WHAT YOU HAVE TO DO:
A single number is the answer: how many lines of the entries contain the word "Employer"?

Web page and app entries:

────────────────────

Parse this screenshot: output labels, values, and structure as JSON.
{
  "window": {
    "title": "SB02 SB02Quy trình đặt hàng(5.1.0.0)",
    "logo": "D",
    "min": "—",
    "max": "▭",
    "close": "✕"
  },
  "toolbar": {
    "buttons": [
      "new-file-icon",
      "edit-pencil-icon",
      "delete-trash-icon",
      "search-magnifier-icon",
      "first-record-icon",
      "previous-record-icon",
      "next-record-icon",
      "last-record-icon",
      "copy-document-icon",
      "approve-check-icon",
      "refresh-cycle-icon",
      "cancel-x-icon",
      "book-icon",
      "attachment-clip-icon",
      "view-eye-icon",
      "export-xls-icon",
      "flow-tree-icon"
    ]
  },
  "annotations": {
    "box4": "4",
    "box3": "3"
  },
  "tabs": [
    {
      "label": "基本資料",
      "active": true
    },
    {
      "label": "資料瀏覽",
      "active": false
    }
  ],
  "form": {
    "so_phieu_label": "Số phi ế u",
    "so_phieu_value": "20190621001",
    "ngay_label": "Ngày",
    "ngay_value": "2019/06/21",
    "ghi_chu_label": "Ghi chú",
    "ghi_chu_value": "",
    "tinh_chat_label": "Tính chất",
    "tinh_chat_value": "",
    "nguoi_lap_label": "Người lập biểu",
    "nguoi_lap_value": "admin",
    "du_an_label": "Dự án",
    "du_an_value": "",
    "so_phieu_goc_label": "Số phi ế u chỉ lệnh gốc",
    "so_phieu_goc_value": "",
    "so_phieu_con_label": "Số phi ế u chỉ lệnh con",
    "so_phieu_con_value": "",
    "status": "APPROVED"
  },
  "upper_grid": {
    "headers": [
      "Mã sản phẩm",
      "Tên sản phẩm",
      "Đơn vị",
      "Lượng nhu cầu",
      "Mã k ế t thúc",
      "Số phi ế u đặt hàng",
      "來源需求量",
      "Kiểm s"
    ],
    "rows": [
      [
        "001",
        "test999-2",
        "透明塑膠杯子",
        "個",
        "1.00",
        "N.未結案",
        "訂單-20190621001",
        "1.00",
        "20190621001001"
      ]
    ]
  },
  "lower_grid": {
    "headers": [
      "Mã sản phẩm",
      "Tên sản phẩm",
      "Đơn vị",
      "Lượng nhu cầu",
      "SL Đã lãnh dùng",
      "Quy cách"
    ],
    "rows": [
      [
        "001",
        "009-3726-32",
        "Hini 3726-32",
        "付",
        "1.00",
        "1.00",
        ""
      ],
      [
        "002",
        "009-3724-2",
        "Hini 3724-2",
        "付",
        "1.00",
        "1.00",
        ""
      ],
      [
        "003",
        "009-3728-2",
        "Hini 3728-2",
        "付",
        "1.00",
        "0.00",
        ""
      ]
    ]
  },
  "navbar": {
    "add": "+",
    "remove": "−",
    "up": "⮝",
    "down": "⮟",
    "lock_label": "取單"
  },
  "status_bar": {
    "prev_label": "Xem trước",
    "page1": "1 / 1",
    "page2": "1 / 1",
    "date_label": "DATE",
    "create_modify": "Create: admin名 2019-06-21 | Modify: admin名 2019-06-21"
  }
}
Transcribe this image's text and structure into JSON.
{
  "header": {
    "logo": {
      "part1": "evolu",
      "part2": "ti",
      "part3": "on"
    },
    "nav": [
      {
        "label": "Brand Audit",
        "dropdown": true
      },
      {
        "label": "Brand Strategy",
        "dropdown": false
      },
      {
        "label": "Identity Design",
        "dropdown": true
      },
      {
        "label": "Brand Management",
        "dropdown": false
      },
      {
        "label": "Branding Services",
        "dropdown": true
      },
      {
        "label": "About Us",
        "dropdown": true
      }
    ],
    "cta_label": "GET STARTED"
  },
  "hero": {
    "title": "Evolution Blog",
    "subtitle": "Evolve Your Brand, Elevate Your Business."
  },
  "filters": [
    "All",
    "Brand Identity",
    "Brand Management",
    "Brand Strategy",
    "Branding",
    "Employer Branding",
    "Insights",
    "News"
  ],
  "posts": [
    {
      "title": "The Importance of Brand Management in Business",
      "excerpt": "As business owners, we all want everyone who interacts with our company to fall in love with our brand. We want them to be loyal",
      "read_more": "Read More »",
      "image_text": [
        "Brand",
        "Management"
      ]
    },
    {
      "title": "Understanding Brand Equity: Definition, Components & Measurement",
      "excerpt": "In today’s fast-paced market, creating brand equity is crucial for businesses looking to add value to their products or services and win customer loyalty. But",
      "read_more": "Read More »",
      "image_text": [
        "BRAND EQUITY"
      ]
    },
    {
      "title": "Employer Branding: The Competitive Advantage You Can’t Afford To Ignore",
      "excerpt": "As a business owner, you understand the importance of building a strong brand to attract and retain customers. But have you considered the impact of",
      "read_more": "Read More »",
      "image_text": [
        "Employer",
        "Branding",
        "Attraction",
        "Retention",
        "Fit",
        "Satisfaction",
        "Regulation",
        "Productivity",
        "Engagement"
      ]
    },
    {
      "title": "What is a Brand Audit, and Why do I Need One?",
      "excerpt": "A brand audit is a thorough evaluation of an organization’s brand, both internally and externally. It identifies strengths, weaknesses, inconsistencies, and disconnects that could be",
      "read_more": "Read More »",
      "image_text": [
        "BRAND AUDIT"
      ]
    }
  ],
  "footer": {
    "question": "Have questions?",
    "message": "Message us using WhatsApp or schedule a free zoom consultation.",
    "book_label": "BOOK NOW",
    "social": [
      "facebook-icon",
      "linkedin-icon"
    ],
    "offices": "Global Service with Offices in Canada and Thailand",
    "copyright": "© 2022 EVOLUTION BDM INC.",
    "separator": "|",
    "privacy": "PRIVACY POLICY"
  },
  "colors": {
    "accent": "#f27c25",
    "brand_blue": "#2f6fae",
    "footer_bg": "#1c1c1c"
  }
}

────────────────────

WRITTEN RESPONSE:
3